Wildlife Conservation Officer Dave Allen was conducting a routine patrol on State Game Lands 187 in Dennison Township on Sept. 6 when he noticed a new trail that led to something that was anything but normal.
Allen discovered an opening in the forest containing 170 mature marijuana plants with a street value of more than $200,000, according to authorities.
The discovery came after Allen saw a vehicle in the area allegedly driven by Thomas Dalton, 47, of Airy Street in Wilkes-Barre. A search of Dalton’s vehicle yielded a 125-gallon plastic water tank, an electric pump and other equipment consistent with the cultivation of marijuana, authorities said.
Dalton surrendered Wednesday and was charged with one felony count each of manufacture of a controlled substance and possession with the intent to deliver a controlled substance, plus one misdemeanor count of possession of a controlled substance.
Dalton also is charged with violating the Game and Wildlife Code by unlawfully traveling by motorized vehicle on state game lands, possessing a controlled substance or drug paraphernalia, using game lands for commercial purpose and other violations.
Dalton allegedly told Allen and agents with the state Attorney General’s Office he planted the marijuana at the game lands location earlier this year.
The charges were filed by both the Pennsylvania Game Commission and the state Office of Attorney General at the office of District Judge Gerald Feissner in Freeland on Wednesday and forwarded to Luzerne County Court. Dalton was released on his own recognizance.

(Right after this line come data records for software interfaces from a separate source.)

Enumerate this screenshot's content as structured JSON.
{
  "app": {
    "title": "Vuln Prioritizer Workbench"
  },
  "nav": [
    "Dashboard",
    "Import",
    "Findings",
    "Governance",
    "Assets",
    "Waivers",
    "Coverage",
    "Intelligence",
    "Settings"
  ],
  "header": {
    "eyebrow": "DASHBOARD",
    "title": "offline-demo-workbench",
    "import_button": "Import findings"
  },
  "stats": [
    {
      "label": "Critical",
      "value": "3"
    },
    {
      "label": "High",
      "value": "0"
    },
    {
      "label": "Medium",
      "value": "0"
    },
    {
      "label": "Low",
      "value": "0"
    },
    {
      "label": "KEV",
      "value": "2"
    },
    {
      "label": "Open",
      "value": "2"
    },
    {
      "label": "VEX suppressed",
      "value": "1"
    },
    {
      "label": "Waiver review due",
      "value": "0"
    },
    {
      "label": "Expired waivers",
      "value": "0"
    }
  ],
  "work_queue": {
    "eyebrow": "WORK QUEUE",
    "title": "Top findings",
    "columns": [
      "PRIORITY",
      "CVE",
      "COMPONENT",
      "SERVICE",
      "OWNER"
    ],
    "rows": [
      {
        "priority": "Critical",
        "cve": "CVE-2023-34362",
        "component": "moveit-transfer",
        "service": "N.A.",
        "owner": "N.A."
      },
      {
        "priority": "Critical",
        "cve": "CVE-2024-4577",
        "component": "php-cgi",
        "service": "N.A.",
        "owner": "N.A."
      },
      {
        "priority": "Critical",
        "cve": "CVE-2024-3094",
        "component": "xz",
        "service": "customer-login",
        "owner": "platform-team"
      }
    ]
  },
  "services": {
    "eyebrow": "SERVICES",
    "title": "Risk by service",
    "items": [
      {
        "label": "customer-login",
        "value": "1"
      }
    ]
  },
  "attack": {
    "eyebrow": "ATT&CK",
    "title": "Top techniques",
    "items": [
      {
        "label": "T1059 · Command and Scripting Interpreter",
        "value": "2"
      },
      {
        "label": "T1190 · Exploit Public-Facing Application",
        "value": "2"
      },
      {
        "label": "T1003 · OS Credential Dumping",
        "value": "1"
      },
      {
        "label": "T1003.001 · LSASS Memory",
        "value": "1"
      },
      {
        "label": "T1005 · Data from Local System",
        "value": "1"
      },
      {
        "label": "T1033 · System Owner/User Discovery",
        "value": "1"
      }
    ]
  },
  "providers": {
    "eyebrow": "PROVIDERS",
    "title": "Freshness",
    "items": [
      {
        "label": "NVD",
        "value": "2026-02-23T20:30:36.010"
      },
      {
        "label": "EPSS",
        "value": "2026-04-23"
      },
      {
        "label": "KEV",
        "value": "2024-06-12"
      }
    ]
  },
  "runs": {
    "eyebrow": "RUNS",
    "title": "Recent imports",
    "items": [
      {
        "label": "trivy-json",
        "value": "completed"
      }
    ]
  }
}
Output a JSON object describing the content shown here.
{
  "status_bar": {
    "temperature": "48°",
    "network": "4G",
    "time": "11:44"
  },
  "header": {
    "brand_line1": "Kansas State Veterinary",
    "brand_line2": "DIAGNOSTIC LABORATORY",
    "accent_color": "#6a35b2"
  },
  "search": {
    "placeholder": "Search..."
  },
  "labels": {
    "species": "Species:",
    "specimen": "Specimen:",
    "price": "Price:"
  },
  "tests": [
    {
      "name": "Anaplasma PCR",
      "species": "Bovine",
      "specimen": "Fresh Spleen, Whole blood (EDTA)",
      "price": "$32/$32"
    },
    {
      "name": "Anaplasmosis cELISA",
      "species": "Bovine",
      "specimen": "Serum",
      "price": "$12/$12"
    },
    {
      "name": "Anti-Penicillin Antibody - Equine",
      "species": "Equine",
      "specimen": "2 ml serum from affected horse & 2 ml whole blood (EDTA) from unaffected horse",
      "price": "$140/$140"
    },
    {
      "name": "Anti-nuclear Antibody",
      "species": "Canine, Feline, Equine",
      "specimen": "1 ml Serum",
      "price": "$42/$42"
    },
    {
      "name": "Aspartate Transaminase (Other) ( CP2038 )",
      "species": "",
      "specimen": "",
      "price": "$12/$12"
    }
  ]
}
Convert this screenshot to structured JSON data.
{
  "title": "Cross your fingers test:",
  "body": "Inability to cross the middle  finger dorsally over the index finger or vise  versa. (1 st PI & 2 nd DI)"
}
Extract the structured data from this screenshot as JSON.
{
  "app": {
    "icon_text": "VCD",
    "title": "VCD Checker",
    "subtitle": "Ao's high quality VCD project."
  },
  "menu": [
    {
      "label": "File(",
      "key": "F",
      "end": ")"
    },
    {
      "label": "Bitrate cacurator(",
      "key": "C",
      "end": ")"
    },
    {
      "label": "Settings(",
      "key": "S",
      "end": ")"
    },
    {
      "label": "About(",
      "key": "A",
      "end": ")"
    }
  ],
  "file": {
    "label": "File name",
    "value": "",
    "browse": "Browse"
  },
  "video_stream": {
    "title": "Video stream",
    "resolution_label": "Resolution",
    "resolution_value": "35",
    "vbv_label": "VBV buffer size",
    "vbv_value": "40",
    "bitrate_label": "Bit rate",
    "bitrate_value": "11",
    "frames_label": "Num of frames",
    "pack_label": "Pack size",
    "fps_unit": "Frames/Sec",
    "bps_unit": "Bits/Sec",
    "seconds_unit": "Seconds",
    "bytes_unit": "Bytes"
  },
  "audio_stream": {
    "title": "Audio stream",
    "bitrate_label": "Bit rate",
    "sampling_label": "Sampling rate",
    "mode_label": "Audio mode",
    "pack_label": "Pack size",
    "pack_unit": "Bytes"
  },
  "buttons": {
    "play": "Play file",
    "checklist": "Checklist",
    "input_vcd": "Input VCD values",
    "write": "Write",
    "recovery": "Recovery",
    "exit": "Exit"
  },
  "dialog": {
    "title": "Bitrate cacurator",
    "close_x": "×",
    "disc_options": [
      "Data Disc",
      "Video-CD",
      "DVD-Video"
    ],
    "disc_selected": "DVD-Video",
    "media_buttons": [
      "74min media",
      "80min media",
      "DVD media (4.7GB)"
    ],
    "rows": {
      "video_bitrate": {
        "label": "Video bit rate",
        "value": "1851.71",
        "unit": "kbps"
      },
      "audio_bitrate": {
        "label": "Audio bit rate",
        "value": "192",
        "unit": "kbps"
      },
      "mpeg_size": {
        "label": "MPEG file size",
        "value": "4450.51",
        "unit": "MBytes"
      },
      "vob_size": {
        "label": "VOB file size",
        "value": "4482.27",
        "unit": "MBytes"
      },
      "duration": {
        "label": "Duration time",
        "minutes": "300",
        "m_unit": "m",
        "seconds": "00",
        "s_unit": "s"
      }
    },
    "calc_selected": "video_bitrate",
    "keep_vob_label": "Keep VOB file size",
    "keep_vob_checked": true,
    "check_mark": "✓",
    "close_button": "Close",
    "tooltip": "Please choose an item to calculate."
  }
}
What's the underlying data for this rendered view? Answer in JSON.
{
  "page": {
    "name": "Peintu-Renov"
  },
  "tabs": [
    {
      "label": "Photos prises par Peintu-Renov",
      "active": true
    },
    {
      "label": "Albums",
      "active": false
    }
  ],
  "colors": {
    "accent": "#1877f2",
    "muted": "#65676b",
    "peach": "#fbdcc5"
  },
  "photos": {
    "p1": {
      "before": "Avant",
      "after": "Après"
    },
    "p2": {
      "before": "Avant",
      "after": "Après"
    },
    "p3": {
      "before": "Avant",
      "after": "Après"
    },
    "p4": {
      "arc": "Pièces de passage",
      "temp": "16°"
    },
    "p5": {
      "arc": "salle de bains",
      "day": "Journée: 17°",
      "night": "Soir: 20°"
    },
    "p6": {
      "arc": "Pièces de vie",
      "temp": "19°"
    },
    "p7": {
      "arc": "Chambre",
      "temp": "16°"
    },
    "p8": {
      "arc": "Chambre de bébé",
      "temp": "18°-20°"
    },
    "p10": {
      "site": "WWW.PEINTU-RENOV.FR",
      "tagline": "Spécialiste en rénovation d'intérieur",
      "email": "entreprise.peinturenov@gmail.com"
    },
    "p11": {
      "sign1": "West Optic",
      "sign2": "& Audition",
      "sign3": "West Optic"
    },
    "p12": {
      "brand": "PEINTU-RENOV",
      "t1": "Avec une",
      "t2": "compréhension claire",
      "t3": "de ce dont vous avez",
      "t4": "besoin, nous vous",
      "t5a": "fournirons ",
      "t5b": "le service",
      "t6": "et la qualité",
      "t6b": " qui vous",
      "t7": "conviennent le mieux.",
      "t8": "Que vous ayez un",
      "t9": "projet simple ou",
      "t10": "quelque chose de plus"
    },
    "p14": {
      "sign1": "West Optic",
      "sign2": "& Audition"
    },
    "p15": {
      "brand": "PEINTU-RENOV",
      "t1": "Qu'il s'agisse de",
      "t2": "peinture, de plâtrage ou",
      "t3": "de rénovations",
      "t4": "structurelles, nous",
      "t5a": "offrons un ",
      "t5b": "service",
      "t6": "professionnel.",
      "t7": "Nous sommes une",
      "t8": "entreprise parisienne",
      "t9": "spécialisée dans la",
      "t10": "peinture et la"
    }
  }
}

Allen said SGL 187 is heavily used and he was surprised the marijuana plants were not discovered sooner. It was the largest marijuana cultivation that he has encountered on game lands in the area, he said.
“This individual cleared out an area of forest about a quarter of an acre in size and established a road and parking area at the site,” Allen said. “The plants were several inches thick at the base of the stalk and stood up to 16 feet high.”
Bill Williams, Game Commission spokesman for the Northeast Region, said officers occasionally come across areas where a handful of marijuana plants were planted, but nothing on this scale.
“This incident is the largest I’ve heard about in the state occurring on game lands,” Williams said.
The plants were removed and burned, and the site will be allowed to revert back to forest, Williams added.
With archery season opening this Saturday, followed by other fall hunting seasons, Williams advised hunters to call the Game Commission if they encounter any drug-related activity on game lands.
“It’s rare, but we’ve had officers come across small areas of plants and even evidence of meth production in Bradford County,” Williams said. “If you do come across such a site, call us. Don’t investigate it because these areas can be booby-trapped or monitored by cameras.”
The incident also means that wildlife conservation officers will be on high alert for any suspicious activity occurring on game lands.
“Our conservation officers are extremely active in patrolling state game lands to detect criminal activity and any abuse of our natural resources,” said Daniel Figured, the commission’s Northeast regional director. “The agency intends to prosecute individuals who commit these types of crimes to the fullest extent of the law.”
Wildlife conservation officers from the Game Commission’s Northeast Region were assisted in the investigation by narcotics agents from the state Office of Attorney General, the Pennsylvania State Police and members of the Luzerne County Drug Task Force.